RACHEL MARTIN, HOST:
South Asia suffers more than its fair share of natural disasters. But a heat wave in Pakistan has killed more than 800 people, and that has put the Pakistani government under tough scrutiny. The tragedy began last weekend, the epicenter in the city of Karachi. NPR's Philip Reeves reports.
PHILIP REEVES, BYLINE: Here's how bad it's been. Since Saturday, 8,000 people rushed to just one city hospital. About 300 died. People in Karachi are killed pretty much every day by battles involving gangs, security forces, militants or rival ethnic groups. Yet, the toll exacted by a four-day heat wave has shaken many in that hardened city.

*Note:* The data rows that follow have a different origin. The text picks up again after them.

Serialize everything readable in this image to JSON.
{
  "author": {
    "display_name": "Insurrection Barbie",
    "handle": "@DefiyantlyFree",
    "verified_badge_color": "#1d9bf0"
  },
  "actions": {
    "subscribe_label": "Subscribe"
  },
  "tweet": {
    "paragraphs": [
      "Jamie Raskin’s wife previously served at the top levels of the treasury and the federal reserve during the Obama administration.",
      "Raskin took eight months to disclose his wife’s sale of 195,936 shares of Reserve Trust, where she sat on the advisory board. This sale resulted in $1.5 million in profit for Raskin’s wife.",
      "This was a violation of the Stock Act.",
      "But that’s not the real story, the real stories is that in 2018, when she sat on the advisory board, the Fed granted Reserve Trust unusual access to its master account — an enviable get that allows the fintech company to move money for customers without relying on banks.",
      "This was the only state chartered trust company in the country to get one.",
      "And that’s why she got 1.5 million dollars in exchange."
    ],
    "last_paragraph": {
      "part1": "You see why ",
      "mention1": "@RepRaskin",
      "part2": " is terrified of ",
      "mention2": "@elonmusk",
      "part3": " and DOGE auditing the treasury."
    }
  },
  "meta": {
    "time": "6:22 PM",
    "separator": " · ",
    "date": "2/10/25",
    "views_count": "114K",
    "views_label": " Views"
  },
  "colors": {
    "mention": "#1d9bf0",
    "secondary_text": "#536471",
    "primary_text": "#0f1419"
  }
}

A lot of the bodies now flooding Karachi's morgues and graveyards are those of the elderly, sick and poor. Intense heat, long power outages and a shortage of drinking water proved lethal. Doctors say the victims often had heatstroke, exhaustion and dehydration.
This is Islam's holy month of Ramadan, when the devout deny themselves food and water during the day. The Provincial Disaster Management Agency's begun publishing ads, reminding the sick that in Islam, it's OK for them to break the fast. Karachi is by far Pakistan's biggest city. It's a business town that drives the national economy. Yet, it also suffers from the same chronic power shortage as the rest of Pakistan, where the electricity cuts out every few hours. This has been going on for years, compounded by mismanagement and corruption. Pakistanis were out on the streets last week, protesting this before the Karachi heat wave, the tragedies adding to their anger that also erupted today in Parliament.
(SOUNDBITE OF ARCHIVED RECORDING)
UNIDENTIFIED MAN: (Foreign language spoken).
REEVES: The weather's finally relented for now. A cooling wind blew into Karachi today from the Arabian Sea, and rain arrived, a sign the monsoon's on its way. But forecasters expect temperatures to go back into triple figures tomorrow, bringing the risk of more deaths. Philip Reeves, NPR News, Islamabad. Transcript provided by NPR, Copyright NPR.